All the debates about health insurance have emphasized how expensive health care has become. According to the Center for Medicare & Medicaid Services, as of 2010 (the most recent year available) health care constituted 17.9% of the U.S. economy.
This summer, Not Even Past will feature the winners of this year’s Texas History Day, the annual state-wide history fair for students grades 6-12.
I passed my comprehensive exams in 2010, but I still have dreams about them.
The economic ties between the United States and Mexico are well over a century old, but the coverage of the border rarely contextualizes it in these terms. In order to understand the violence we see today, we must consider the violence that erupted there in the early 1990s.
The winners of our Student Essay Contest have been announced and posted!
Not Even Past has always reviewed and commented on historical films. This week we take a look at some of our favorite historical novels. Historians often criticize novels set in the past, partly because they see fiction writers as falsifying and distorting the record, but also because they seem to simplify the past by narrating historical events through the lives of fictional individuals.
Almost eight months to the day after the ouster of President Mubarak on February 11th another dramatic set of events set Cairo ablaze. This time, it was not the “people” who were pushing against a corrupt regime but unidentified forces that pushed the army, the riot police, the plainclothes police and some of the 165,000 gangsters who were previously employed by Mubarak (and apparently were still on someone’s payroll), to violently attack a peaceful Coptic Christian demonstration.
The death of Muammar al-Qaddafi and the end of his rule in Libya marks the end of an era.
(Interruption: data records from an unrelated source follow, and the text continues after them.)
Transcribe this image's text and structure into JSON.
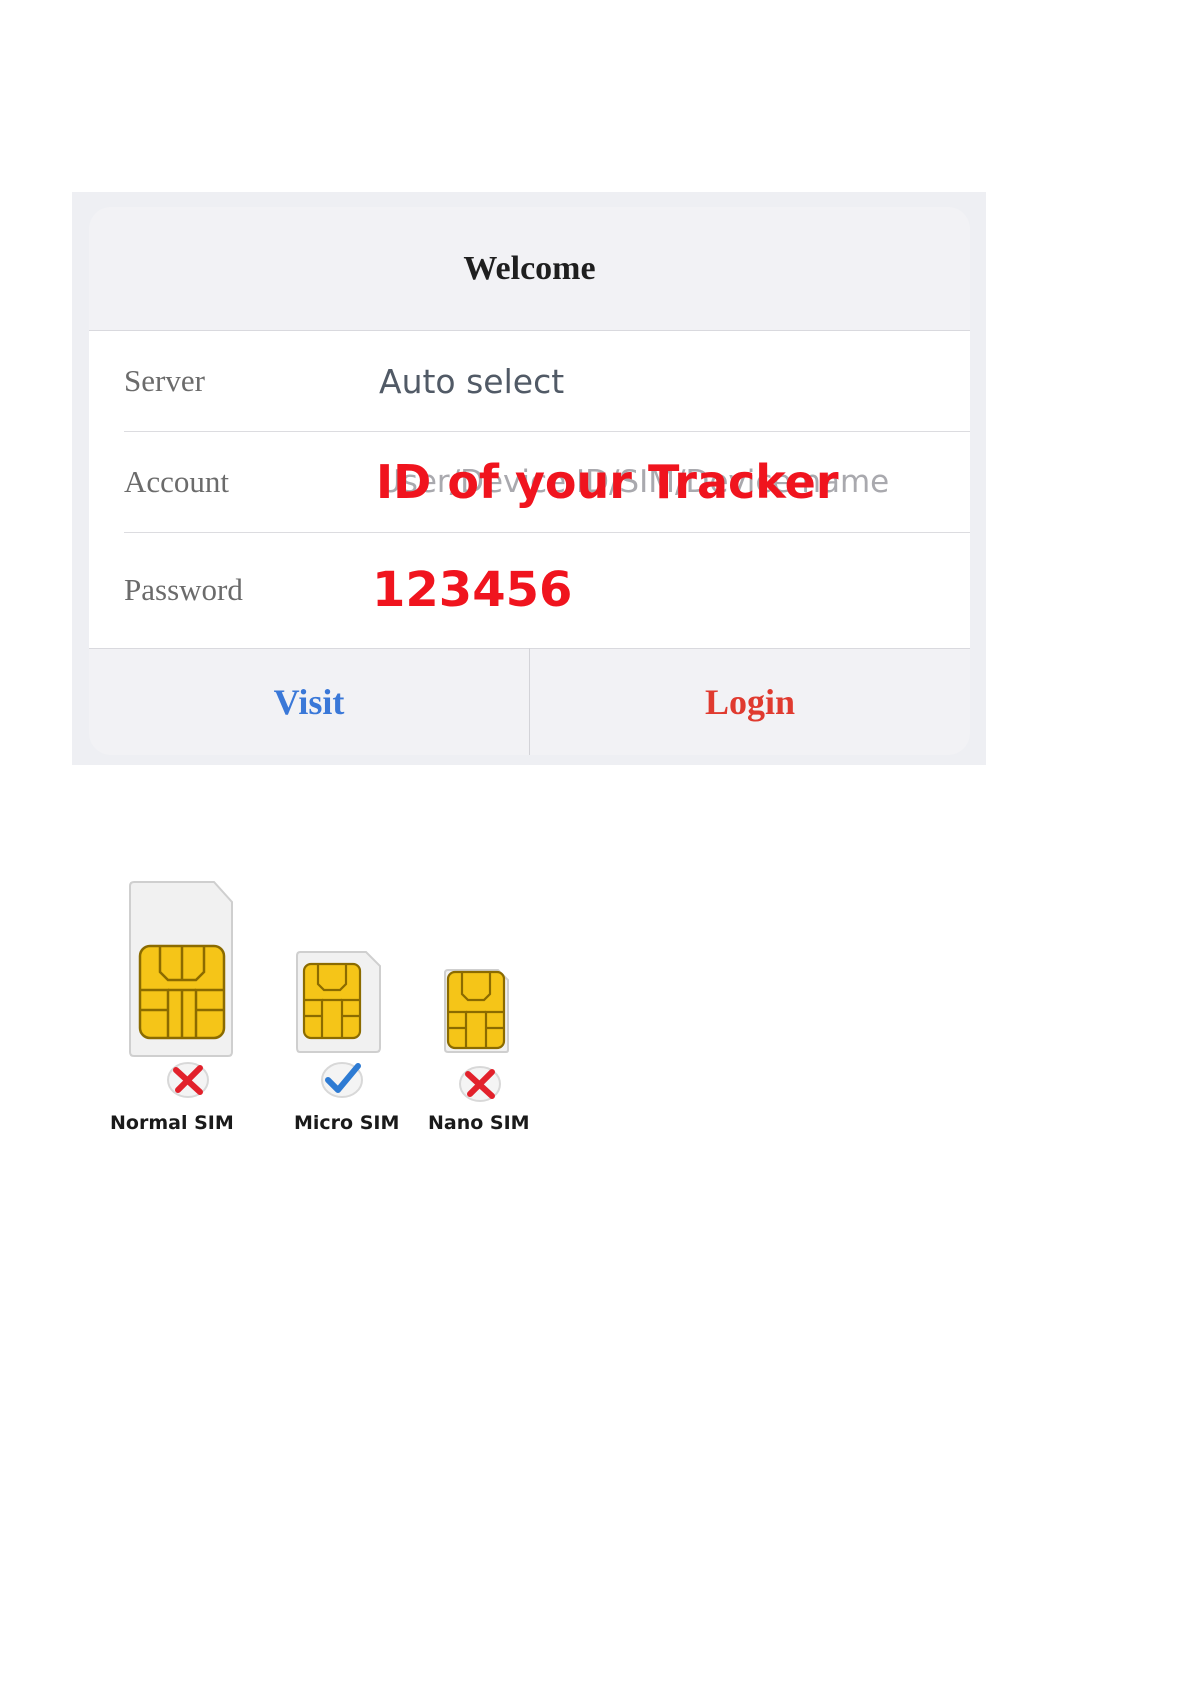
{
  "dialog": {
    "title": "Welcome",
    "rows": [
      {
        "label": "Server",
        "value": "Auto select"
      },
      {
        "label": "Account",
        "placeholder": "User/Device ID/SIM/Device name",
        "annotation": "ID of your Tracker"
      },
      {
        "label": "Password",
        "annotation": "123456"
      }
    ],
    "buttons": {
      "visit": "Visit",
      "login": "Login"
    }
  },
  "sims": [
    {
      "label": "Normal SIM",
      "status": "cross-icon"
    },
    {
      "label": "Micro SIM",
      "status": "check-icon"
    },
    {
      "label": "Nano SIM",
      "status": "cross-icon"
    }
  ],
  "colors": {
    "annotation": "#f0141e",
    "visit": "#3a78d8",
    "login": "#e03a2f",
    "chip": "#f5c518"
  }
}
Our untiring colleague in International History, Jeremi Suri, blogs about the historical background.